Friday, 14 December 2012
A conversation between Wiel Arets, Peter Wilson and Cino Zucchi presenting the “Inspiration and Process in Architecture” Moleskine book series.
Part I: Presentations
Welcome and Introduction
Hans-Jürgen Commerell, Director, ANCB The Metropolitan Laboratory - 00:00 - 00:21
Francesca Serrazanetti, Curator, Moleskine “Inspiration and Process in Architecture”, Milan - 00:23 - 04:23
Carson Chan, PROGRAM – initiative for art + architecture collaborations, Berlin - 04:24 - 08:05
Peter Wilson, BOLLES+WILSON Architects, Münster - 08:05 - 18:53
Wiel Arets, Wiel Arets Architects, Amsterdam, Berlin, Maastricht, Zürich - 18:54 - 32:36
Cino Zucchi, Cino Zucchi Architetti, Milan - 32:37 - 44:38
Part II: Podium Discussion
Podium Discussion - 00:00 - 45:31 with Wiel Arets, Peter Wilson and Cino Zucchi
Moderator: Carson Chan
Which role does drawing still have in the design process? Which are the most frequent sources of inspiration to influence the theoretical work that is behind the making of architecture? What relationships are there between meta-design materials, work processes and theoretical reflections? On the occasion of the release of two new titles of “Inspiration and Process in Architecture”, a book series devoted to the use of drawing in architecture, Moleskine and ANCB present a discussion between three featured architects: Wiel Arets, Peter Wilson and Cino Zucchi.
Architects’ notebooks constitute a form of self-portrait conceived by the architects themselves. Notebooks keep not only sketches and design materials, which are useful in returning to the first idea and to outline the design process, but also notes, drawings, collections of references and diagrams that allow to trace a sort of cognitive map of the architect’s work. Thus, the notebook can be a way to gain knowledge of a more complete “scientific portrait” of the architect, including the personal geographies that link together theoretical references and design experiences.

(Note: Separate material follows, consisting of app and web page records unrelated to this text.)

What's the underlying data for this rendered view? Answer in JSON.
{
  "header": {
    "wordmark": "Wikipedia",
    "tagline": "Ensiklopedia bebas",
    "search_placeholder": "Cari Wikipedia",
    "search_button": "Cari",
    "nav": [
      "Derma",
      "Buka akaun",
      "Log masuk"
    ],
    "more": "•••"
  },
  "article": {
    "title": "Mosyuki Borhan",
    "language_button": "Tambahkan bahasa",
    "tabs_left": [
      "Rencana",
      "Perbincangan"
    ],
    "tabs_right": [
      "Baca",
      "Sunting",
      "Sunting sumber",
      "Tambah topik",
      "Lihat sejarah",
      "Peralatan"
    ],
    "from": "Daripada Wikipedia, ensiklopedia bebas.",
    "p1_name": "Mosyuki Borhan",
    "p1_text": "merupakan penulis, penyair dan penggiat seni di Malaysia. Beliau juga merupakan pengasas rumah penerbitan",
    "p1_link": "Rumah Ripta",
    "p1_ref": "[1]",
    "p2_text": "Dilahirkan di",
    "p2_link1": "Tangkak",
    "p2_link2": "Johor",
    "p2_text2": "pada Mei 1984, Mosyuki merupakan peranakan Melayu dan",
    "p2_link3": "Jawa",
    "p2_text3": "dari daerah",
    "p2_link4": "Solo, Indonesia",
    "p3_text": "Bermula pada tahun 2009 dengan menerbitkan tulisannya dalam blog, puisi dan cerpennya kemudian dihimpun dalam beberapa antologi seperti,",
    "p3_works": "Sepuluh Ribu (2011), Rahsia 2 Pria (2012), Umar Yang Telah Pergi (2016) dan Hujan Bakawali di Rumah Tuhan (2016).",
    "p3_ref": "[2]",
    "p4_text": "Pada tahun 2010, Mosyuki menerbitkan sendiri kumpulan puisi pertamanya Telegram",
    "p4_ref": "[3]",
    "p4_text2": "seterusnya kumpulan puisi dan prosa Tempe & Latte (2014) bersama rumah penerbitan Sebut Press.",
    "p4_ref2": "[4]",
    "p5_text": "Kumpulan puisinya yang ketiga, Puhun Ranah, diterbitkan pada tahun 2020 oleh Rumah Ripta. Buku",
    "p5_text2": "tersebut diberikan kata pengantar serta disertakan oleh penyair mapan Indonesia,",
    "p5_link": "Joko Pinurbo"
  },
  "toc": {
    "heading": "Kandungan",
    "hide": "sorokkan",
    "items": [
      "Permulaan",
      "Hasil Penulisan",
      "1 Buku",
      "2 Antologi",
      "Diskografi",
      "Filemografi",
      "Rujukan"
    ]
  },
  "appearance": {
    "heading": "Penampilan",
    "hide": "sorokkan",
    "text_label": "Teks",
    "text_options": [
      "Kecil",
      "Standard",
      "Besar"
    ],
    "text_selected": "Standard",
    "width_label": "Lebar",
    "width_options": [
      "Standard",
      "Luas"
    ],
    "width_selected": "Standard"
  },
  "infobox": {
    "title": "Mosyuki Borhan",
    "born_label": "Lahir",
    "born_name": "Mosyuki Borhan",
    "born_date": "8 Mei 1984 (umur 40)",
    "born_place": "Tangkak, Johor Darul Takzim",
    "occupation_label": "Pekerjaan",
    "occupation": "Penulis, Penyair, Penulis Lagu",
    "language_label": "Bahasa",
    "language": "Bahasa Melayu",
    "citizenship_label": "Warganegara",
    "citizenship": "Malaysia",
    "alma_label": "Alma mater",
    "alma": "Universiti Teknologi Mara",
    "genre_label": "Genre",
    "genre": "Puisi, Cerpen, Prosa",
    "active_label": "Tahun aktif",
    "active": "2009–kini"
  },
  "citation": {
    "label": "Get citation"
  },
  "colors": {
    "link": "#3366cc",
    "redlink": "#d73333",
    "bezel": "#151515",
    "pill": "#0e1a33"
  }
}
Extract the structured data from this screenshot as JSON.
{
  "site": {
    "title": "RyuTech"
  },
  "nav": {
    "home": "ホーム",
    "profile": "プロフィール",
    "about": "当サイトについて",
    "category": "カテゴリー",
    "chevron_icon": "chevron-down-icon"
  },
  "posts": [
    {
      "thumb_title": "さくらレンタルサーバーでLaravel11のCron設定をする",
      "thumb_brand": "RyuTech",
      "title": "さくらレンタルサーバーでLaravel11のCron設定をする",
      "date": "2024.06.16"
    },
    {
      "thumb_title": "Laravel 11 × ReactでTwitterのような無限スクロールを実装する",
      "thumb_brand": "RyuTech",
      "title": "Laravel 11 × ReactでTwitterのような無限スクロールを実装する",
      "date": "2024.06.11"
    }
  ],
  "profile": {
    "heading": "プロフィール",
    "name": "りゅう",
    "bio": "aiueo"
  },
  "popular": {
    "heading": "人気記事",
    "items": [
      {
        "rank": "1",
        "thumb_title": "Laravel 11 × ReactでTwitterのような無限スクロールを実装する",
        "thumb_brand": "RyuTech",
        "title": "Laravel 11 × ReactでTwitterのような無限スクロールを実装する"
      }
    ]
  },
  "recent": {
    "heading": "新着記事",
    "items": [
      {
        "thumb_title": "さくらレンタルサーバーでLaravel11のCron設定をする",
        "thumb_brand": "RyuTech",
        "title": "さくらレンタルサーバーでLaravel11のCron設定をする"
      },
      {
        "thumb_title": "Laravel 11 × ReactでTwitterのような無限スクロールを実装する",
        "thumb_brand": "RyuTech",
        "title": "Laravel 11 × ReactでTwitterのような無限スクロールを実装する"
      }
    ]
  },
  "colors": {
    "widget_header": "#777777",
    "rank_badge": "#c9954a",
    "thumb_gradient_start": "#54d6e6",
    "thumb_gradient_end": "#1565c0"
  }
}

Starting with these assumptions, which gain increasing significance in relation to the current digitized and almost standardized ways of representing architecture, the debate means to investigate the role that tools like drawing, sketching, taking notes, still have in the design process of contemporary architects. As Nelson Goodman argues in his book ‘Languages of Art’, is it possible to find working guides (or figures) as focused in sketch, script and score? The discussion will encourage debate on what could be the tools of architectural thinking and design, in relation to drawing which remains the most powerful means of conceptualizing and representing architecture.